Can a Cat Have a Cold: Symptoms and Treatment for a Cat Cold and Flu

A cat can get a cold, but it’s not as common as people think. For example, a cat can get a cold by getting sick from bacteria or viruses. Sometimes, a cat may experience sneezing, runny nose, coughing, and fever. A common cause of feline respiratory infections is the rhinovirus which is contagious to cats and people. While it’s not as frequent as other causes of illness in kitties, a cold can be very uncomfortable for your pet! 

Symptoms of Cold in Cats

Cats can get a cold by breathing in the cold air and then getting sick from catching a virus. So many cats catch viruses through contact with other people or animals, so keep your cat indoors as much as possible to limit its exposure to others.

When it comes to colds in cats, the most common symptoms are sneezing, coughing, and fever. Other symptoms can vary, but they typically include these three. So, suppose your cat is showing any of these symptoms. In that case, getting them checked out by a veterinarian as soon as possible is essential.

Some anecdotal evidence suggests that it might, while other sources say the cat will likely recover without significant issues. Ultimately, your cat should consult a veterinarian if they exhibit any signs of illness (such as fever, difficulty breathing, coughing up mucus, etc.) to get an accurate diagnosis and determine the best course of action.

Keeping your cat healthy is important not only for their emotional well-being but also for their physical health. Knowing the cold symptoms in cats can help you take the proper steps to ensure their safety and health. 

Treating Cold in Cats

There is no one-size-fits-all answer to this question, as the best way to treat a cold in a cat will vary depending on the severity of the infection and your pet’s specific needs.
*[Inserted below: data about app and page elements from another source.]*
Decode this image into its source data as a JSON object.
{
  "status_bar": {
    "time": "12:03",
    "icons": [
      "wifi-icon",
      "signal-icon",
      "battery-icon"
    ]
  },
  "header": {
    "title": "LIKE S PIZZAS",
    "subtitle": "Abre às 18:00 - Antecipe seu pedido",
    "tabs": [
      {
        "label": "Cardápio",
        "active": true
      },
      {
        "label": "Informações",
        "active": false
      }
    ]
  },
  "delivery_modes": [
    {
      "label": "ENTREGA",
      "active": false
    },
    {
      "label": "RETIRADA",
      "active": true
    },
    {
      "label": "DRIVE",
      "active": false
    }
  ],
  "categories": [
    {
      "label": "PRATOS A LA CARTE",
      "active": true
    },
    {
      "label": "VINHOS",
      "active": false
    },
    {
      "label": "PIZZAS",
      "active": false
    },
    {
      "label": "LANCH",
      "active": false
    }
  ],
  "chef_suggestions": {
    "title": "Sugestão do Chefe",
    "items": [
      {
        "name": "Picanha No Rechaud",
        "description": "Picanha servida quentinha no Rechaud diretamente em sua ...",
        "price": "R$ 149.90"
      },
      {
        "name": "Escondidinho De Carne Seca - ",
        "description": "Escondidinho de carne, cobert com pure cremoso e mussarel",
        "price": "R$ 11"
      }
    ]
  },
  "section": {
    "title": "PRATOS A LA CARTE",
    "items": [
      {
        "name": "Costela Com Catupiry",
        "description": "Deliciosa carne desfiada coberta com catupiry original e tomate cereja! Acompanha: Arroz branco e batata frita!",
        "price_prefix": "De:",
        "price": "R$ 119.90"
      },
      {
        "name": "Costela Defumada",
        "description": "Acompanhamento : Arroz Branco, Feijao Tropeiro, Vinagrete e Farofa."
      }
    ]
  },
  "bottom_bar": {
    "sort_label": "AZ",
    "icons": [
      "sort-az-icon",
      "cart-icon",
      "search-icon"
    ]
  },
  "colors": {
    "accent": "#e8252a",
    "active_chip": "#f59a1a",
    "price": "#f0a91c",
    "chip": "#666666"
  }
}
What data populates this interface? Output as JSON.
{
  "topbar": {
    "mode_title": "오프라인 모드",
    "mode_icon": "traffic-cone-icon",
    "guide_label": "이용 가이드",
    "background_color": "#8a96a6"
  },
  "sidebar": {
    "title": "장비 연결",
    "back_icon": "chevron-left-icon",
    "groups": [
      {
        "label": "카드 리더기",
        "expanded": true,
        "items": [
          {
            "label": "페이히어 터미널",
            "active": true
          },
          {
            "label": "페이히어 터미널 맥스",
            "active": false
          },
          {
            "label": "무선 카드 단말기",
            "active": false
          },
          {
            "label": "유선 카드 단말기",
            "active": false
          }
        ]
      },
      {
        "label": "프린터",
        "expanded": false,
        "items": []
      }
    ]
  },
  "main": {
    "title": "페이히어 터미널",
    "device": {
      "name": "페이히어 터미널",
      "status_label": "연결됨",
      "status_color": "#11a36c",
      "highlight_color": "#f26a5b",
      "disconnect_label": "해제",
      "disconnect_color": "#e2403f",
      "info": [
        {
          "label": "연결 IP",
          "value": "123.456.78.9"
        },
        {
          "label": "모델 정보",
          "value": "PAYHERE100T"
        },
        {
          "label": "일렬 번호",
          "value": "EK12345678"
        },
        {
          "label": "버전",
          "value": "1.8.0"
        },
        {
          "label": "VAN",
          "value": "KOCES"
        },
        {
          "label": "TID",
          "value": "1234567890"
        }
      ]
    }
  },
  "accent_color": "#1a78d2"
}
However, some common tips for treating a cold in cats include providing plenty of fluids and rest, using over-the-counter pain relievers such as ibuprofen or acetaminophen, and giving antibiotics if needed. 

If your cat has a cold, drink plenty of water and take the appropriate antibiotics if their veterinarian recommends. If there is no improvement in two days, consider taking them to the vet. 

See their veterinarian immediately if your cat shows other sick signs, such as sneezing, coughing, or rhinorrhea (runny nose). If your cat is sneezing, keep them inside as much as possible. 

Clean surfaces and furniture regularly to help reduce the number of germs in the house. Provide plenty of warm shelters, food, water, and toys. Make sure to keep your cat warm and dry, and practice good hygiene habits to keep them healthy overall. 

You may require additional medical care if your cat seems incredibly ill or has an infected nose or throat. If your cat is experiencing severe symptoms such as fever, difficulty breathing, or seizures, please get in touch with a veterinarian immediately.

Difference Between Cold and Flu

The flu is a respiratory illness caused by the flu virus. Symptoms include fever, cough, sore throat, and body aches. Many people recover quickly without any severe side effects. Still, pneumonia or even death can occur in a few cases. The cold is an infection of the nose and throat that can make breathing difficult and cause sneezing, coughing, hoarseness, runny nose, and fever. 

However, unlike with the flu, where most people get better within two weeks without specialist help, if you do catch it, there are some things that you can do to speed up your recovery, including restorative sleep, drinking plenty of fluids, and avoiding giving germs a chance to build up. 

Symptoms of Flu in Cats

The flu symptoms in cats typically include fever, coughing, sneezing, and a dry cough. Some cats may also experience diarrhea or vomiting. 

If your cat exhibits any of these symptoms, it must be taken to the vet for evaluation. In addition to antibiotics, other treatments are available, such as rest and fluids, if necessary. 

If your cat shows any of the following signs, it’s essential to get them checked out by a vet: 

  • Fever above 101 degrees Fahrenheit and not responding to treatment
  • Coughing more than wet/productive cough or producing blood in their coughing episodes
  • Sneezing frequently and for long periods (over 20 minutes), unusual lethargy or reluctance to move

Cats that develop pneumonia may also show these signs.

Treating Flu in Cats

There are many ways to treat a cat with the flu, but the most important thing is to keep them hydrated and comfortable. Some people give their cats water; others use ice packs or cold compresses. If your cat looks pretty sick, call your veterinarian for advice. Some over-the-counter medications, such as acetaminophen or ibuprofen, can help cats with the flu. 

However, you should not use these medications without consulting a veterinarian because they can have adverse side effects on cats.

Cats are especially susceptible to the flu because they often lack immunity to certain strains of viruses. The best way to prevent your cat from getting the flu is by ensuring they have vaccinations against both human and feline flu (flu vaccines for both cats and dogs). If your cat contracts the flu, please consult your veterinarian about specific treatment recommendations.